§ **PROBLEM**
When you retype the listing, keep every word exactly as it appears.

*** SUPPLIED MATERIAL ***

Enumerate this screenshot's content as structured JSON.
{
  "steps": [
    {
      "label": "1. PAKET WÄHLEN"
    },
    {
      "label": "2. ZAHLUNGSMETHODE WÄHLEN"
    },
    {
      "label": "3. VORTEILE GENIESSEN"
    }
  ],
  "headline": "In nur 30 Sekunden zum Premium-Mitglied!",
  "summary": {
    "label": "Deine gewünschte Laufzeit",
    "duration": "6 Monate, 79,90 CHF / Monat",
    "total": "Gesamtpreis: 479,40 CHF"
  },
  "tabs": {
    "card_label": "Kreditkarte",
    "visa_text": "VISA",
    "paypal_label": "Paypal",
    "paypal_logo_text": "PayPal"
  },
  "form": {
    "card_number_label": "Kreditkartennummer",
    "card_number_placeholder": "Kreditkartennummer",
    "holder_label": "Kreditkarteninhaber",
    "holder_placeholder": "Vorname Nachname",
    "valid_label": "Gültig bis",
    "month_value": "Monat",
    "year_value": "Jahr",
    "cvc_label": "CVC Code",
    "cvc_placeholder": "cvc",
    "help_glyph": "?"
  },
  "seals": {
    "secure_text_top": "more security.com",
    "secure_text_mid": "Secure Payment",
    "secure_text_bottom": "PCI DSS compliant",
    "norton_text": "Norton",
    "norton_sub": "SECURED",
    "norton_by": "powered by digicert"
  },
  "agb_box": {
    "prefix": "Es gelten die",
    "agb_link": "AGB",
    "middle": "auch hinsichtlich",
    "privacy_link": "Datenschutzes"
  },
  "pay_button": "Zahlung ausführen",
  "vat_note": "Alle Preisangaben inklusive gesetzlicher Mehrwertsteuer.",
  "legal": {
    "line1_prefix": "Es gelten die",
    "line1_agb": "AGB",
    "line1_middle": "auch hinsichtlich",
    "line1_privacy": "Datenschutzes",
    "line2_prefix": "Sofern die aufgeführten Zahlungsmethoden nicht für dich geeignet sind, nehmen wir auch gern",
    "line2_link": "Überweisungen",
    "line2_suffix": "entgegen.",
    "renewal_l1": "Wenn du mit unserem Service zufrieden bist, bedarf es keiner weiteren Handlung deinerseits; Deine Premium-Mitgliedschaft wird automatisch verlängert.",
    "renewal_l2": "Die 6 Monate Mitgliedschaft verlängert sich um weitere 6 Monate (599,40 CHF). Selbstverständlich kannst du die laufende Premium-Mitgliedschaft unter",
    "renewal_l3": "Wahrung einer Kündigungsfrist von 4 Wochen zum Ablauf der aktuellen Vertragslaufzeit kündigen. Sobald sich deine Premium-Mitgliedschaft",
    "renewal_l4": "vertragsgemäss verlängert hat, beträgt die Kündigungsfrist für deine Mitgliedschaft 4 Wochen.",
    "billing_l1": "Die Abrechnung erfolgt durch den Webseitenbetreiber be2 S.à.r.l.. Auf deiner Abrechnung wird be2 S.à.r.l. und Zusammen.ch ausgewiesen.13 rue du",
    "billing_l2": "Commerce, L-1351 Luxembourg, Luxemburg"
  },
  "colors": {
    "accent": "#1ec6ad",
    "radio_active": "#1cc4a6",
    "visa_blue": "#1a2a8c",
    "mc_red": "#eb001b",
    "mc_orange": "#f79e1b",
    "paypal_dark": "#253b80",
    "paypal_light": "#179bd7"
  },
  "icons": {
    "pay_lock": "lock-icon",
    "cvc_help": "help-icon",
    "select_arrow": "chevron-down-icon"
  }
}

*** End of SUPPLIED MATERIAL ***

§ **WRITTEN REPLY**
Enumerate this screenshot's content as structured JSON.
{
  "steps": [
    {
      "label": "1. PAKET WÄHLEN"
    },
    {
      "label": "2. ZAHLUNGSMETHODE WÄHLEN"
    },
    {
      "label": "3. VORTEILE GENIESSEN"
    }
  ],
  "headline": "In nur 30 Sekunden zum Premium-Mitglied!",
  "summary": {
    "label": "Deine gewünschte Laufzeit",
    "duration": "6 Monate, 79,90 CHF / Monat",
    "total": "Gesamtpreis: 479,40 CHF"
  },
  "tabs": {
    "card_label": "Kreditkarte",
    "visa_text": "VISA",
    "paypal_label": "Paypal",
    "paypal_logo_text": "PayPal"
  },
  "form": {
    "card_number_label": "Kreditkartennummer",
    "card_number_placeholder": "Kreditkartennummer",
    "holder_label": "Kreditkarteninhaber",
    "holder_placeholder": "Vorname Nachname",
    "valid_label": "Gültig bis",
    "month_value": "Monat",
    "year_value": "Jahr",
    "cvc_label": "CVC Code",
    "cvc_placeholder": "cvc",
    "help_glyph": "?"
  },
  "seals": {
    "secure_text_top": "more security.com",
    "secure_text_mid": "Secure Payment",
    "secure_text_bottom": "PCI DSS compliant",
    "norton_text": "Norton",
    "norton_sub": "SECURED",
    "norton_by": "powered by digicert"
  },
  "agb_box": {
    "prefix": "Es gelten die",
    "agb_link": "AGB",
    "middle": "auch hinsichtlich",
    "privacy_link": "Datenschutzes"
  },
  "pay_button": "Zahlung ausführen",
  "vat_note": "Alle Preisangaben inklusive gesetzlicher Mehrwertsteuer.",
  "legal": {
    "line1_prefix": "Es gelten die",
    "line1_agb": "AGB",
    "line1_middle": "auch hinsichtlich",
    "line1_privacy": "Datenschutzes",
    "line2_prefix": "Sofern die aufgeführten Zahlungsmethoden nicht für dich geeignet sind, nehmen wir auch gern",
    "line2_link": "Überweisungen",
    "line2_suffix": "entgegen.",
    "renewal_l1": "Wenn du mit unserem Service zufrieden bist, bedarf es keiner weiteren Handlung deinerseits; Deine Premium-Mitgliedschaft wird automatisch verlängert.",
    "renewal_l2": "Die 6 Monate Mitgliedschaft verlängert sich um weitere 6 Monate (599,40 CHF). Selbstverständlich kannst du die laufende Premium-Mitgliedschaft unter",
    "renewal_l3": "Wahrung einer Kündigungsfrist von 4 Wochen zum Ablauf der aktuellen Vertragslaufzeit kündigen. Sobald sich deine Premium-Mitgliedschaft",
    "renewal_l4": "vertragsgemäss verlängert hat, beträgt die Kündigungsfrist für deine Mitgliedschaft 4 Wochen.",
    "billing_l1": "Die Abrechnung erfolgt durch den Webseitenbetreiber be2 S.à.r.l.. Auf deiner Abrechnung wird be2 S.à.r.l. und Zusammen.ch ausgewiesen.13 rue du",
    "billing_l2": "Commerce, L-1351 Luxembourg, Luxemburg"
  },
  "colors": {
    "accent": "#1ec6ad",
    "radio_active": "#1cc4a6",
    "visa_blue": "#1a2a8c",
    "mc_red": "#eb001b",
    "mc_orange": "#f79e1b",
    "paypal_dark": "#253b80",
    "paypal_light": "#179bd7"
  },
  "icons": {
    "pay_lock": "lock-icon",
    "cvc_help": "help-icon",
    "select_arrow": "chevron-down-icon"
  }
}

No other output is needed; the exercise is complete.